Information:
....
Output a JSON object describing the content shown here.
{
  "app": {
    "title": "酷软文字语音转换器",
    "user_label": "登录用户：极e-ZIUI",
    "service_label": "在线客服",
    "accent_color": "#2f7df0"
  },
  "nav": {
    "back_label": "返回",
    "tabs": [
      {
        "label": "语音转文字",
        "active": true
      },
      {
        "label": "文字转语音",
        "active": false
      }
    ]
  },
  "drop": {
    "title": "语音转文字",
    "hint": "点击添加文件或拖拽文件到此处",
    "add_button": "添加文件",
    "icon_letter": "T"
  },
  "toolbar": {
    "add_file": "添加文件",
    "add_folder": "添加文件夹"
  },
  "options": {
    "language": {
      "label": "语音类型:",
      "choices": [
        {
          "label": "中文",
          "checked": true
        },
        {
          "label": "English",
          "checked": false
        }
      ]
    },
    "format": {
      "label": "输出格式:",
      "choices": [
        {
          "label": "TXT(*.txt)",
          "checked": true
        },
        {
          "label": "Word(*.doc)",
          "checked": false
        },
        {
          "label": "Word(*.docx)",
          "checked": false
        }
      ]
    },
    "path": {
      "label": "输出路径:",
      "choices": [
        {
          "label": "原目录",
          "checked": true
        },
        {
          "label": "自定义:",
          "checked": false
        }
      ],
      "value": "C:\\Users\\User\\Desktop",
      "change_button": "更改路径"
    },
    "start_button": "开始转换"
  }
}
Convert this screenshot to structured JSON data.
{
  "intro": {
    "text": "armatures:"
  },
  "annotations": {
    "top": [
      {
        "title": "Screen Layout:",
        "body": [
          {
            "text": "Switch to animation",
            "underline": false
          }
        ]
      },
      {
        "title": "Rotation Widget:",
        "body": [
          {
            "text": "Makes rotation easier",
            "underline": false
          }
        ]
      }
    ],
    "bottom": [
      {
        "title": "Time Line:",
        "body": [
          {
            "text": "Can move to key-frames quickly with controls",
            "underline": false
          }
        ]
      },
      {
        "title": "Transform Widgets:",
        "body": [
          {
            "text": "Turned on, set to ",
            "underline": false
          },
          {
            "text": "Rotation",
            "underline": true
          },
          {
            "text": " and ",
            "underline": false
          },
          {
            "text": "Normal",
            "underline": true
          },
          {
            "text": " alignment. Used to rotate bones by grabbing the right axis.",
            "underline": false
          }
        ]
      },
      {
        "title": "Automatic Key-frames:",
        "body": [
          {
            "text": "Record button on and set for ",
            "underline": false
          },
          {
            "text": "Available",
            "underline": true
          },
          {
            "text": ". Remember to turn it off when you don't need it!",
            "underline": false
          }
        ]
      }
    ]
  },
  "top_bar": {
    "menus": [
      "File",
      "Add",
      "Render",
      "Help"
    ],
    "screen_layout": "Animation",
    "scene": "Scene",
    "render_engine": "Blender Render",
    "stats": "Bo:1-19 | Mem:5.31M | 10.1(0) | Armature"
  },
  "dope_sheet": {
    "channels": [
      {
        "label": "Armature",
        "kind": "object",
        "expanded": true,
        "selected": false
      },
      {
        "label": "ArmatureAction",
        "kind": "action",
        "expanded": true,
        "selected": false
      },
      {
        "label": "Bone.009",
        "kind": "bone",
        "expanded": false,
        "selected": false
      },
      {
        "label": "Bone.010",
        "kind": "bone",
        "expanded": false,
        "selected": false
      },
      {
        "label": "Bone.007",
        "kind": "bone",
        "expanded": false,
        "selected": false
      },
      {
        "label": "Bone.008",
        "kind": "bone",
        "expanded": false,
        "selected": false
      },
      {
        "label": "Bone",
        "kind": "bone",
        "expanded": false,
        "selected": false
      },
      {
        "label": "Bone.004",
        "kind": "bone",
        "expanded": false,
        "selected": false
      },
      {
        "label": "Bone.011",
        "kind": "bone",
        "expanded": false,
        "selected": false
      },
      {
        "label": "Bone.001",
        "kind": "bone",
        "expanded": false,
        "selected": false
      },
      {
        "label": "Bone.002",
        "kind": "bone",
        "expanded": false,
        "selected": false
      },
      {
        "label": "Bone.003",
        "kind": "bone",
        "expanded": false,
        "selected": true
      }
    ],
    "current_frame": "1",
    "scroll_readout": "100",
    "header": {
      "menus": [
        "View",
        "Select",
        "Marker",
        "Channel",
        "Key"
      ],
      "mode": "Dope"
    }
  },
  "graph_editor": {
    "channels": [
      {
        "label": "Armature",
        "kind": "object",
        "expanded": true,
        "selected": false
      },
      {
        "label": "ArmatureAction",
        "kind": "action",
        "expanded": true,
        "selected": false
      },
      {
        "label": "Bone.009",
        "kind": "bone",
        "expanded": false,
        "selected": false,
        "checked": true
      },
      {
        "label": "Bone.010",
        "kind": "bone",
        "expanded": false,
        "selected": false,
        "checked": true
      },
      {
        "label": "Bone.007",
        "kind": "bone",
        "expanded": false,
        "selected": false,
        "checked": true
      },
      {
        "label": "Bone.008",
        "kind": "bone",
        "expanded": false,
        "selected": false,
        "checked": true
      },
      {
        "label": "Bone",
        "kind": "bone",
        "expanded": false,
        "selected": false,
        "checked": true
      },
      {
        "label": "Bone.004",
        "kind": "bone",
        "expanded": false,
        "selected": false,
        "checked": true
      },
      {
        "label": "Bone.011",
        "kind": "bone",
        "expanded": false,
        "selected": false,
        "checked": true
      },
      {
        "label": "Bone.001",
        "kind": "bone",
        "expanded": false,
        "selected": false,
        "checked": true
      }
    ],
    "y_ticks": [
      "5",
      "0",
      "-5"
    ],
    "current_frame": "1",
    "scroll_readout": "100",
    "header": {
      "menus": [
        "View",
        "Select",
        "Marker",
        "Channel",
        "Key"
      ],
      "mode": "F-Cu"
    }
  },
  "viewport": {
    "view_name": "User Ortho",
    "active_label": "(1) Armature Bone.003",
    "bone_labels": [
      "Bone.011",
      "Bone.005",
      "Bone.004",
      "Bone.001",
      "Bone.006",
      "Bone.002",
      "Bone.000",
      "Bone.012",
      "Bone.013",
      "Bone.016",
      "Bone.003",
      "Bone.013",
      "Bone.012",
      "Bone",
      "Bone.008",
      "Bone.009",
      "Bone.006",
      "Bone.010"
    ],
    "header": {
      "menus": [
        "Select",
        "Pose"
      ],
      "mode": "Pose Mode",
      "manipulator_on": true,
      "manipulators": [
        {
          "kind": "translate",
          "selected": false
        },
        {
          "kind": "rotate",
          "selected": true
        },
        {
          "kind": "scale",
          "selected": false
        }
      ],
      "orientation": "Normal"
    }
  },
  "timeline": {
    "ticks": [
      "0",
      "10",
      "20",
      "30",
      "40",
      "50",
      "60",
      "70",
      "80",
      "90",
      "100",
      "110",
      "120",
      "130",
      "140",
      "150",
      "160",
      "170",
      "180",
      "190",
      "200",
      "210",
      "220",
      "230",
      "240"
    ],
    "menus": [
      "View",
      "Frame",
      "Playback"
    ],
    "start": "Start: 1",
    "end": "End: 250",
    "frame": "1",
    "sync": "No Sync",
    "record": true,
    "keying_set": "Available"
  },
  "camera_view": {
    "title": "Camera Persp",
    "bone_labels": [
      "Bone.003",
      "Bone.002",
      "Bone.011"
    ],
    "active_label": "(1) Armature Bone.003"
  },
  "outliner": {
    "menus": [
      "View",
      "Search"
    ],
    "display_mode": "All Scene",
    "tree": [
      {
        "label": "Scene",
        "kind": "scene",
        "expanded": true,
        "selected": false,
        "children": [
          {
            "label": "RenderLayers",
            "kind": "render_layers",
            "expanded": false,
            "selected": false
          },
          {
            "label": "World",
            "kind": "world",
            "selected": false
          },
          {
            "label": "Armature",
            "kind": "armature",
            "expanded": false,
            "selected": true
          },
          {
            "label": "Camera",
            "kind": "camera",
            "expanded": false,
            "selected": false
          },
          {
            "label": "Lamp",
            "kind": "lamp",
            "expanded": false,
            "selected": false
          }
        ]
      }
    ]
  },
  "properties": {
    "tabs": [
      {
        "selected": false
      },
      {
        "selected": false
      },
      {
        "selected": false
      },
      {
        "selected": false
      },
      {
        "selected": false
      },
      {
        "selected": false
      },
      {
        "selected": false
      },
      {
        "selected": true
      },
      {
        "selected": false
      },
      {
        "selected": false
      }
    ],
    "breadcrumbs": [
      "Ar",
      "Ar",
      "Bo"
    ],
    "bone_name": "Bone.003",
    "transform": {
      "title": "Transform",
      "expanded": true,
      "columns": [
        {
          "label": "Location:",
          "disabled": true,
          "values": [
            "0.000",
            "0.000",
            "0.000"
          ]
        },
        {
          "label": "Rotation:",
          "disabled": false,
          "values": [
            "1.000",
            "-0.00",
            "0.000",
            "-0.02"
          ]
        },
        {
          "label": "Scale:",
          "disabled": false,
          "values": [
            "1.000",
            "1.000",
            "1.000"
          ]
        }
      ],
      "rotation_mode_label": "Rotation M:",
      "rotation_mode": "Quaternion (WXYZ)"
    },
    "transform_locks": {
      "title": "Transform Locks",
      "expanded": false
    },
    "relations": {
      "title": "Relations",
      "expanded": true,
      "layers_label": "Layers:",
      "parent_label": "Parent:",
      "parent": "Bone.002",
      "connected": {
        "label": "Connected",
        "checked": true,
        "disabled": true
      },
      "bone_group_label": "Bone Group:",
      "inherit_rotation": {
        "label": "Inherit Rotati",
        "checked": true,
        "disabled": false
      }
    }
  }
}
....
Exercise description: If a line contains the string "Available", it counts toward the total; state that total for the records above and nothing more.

Response area: 2